EXERCISE: Could you copy every record exactly, leaving the pictures behind?

Interface dataset entries:

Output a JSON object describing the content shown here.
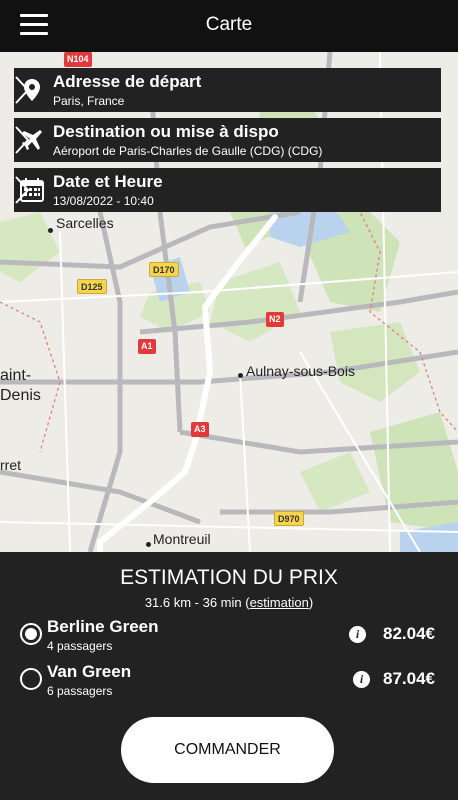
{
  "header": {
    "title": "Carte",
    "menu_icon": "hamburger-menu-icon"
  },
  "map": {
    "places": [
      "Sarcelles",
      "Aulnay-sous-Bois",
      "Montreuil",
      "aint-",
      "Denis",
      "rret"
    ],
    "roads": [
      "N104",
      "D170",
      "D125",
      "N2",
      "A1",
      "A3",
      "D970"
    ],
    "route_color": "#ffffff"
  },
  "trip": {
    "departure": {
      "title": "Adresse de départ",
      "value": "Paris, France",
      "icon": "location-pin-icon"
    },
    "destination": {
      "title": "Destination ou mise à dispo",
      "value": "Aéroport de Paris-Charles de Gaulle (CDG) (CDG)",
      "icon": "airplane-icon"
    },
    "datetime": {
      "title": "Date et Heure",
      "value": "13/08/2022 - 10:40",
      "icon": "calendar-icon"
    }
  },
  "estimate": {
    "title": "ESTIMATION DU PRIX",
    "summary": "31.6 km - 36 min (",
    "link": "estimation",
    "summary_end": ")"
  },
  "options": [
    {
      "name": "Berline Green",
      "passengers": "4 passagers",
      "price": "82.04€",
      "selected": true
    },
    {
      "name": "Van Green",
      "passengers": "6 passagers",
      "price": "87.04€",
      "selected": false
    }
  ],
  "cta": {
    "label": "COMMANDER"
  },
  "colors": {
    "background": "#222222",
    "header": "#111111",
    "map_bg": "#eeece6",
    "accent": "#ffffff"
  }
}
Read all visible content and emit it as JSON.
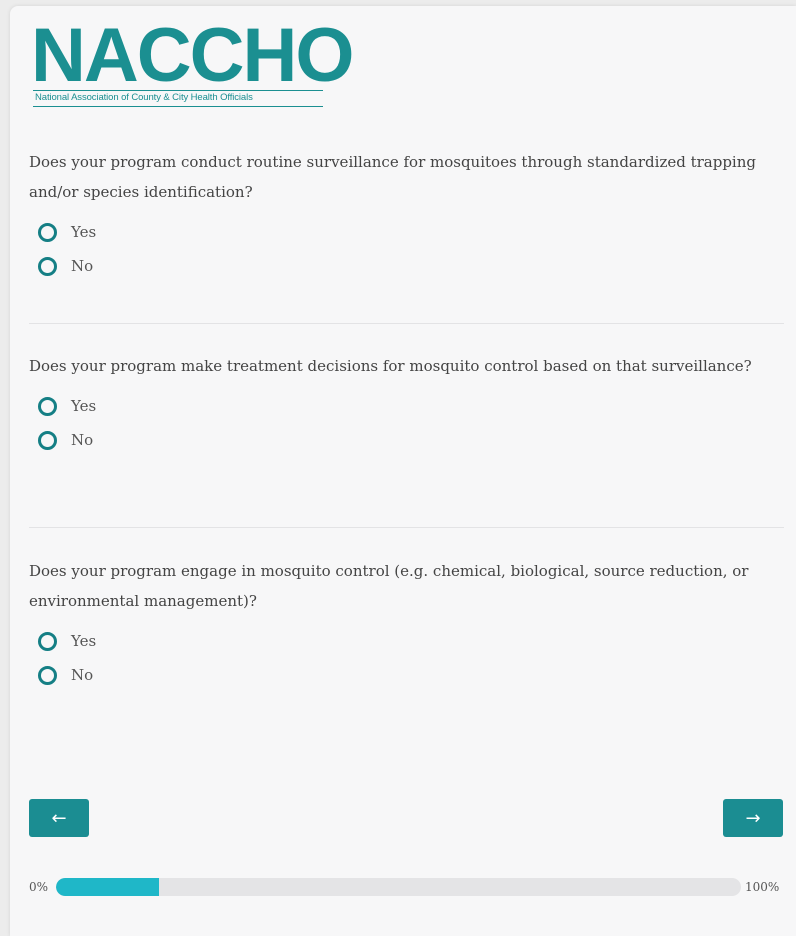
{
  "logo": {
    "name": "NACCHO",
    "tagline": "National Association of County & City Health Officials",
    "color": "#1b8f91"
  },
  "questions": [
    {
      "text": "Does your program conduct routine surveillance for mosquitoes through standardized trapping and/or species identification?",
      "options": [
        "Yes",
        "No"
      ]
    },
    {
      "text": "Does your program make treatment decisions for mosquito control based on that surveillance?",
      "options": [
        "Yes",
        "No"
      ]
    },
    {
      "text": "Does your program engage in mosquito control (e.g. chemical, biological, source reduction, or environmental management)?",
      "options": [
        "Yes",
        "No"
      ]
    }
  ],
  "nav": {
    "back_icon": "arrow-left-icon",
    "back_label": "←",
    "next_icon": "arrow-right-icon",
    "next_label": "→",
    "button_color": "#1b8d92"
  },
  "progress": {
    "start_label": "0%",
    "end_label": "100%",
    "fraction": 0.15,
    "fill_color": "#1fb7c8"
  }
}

SOLUTION TO THE EXERCISE:
Output a JSON object describing the content shown here.
{
  "header": {
    "title": "Carte",
    "menu_icon": "hamburger-menu-icon"
  },
  "map": {
    "places": [
      "Sarcelles",
      "Aulnay-sous-Bois",
      "Montreuil",
      "aint-",
      "Denis",
      "rret"
    ],
    "roads": [
      "N104",
      "D170",
      "D125",
      "N2",
      "A1",
      "A3",
      "D970"
    ],
    "route_color": "#ffffff"
  },
  "trip": {
    "departure": {
      "title": "Adresse de départ",
      "value": "Paris, France",
      "icon": "location-pin-icon"
    },
    "destination": {
      "title": "Destination ou mise à dispo",
      "value": "Aéroport de Paris-Charles de Gaulle (CDG) (CDG)",
      "icon": "airplane-icon"
    },
    "datetime": {
      "title": "Date et Heure",
      "value": "13/08/2022 - 10:40",
      "icon": "calendar-icon"
    }
  },
  "estimate": {
    "title": "ESTIMATION DU PRIX",
    "summary": "31.6 km - 36 min (",
    "link": "estimation",
    "summary_end": ")"
  },
  "options": [
    {
      "name": "Berline Green",
      "passengers": "4 passagers",
      "price": "82.04€",
      "selected": true
    },
    {
      "name": "Van Green",
      "passengers": "6 passagers",
      "price": "87.04€",
      "selected": false
    }
  ],
  "cta": {
    "label": "COMMANDER"
  },
  "colors": {
    "background": "#222222",
    "header": "#111111",
    "map_bg": "#eeece6",
    "accent": "#ffffff"
  }
}
Read all visible content and emit it as JSON.
{
  "logo": {
    "name": "NACCHO",
    "tagline": "National Association of County & City Health Officials",
    "color": "#1b8f91"
  },
  "questions": [
    {
      "text": "Does your program conduct routine surveillance for mosquitoes through standardized trapping and/or species identification?",
      "options": [
        "Yes",
        "No"
      ]
    },
    {
      "text": "Does your program make treatment decisions for mosquito control based on that surveillance?",
      "options": [
        "Yes",
        "No"
      ]
    },
    {
      "text": "Does your program engage in mosquito control (e.g. chemical, biological, source reduction, or environmental management)?",
      "options": [
        "Yes",
        "No"
      ]
    }
  ],
  "nav": {
    "back_icon": "arrow-left-icon",
    "back_label": "←",
    "next_icon": "arrow-right-icon",
    "next_label": "→",
    "button_color": "#1b8d92"
  },
  "progress": {
    "start_label": "0%",
    "end_label": "100%",
    "fraction": 0.15,
    "fill_color": "#1fb7c8"
  }
}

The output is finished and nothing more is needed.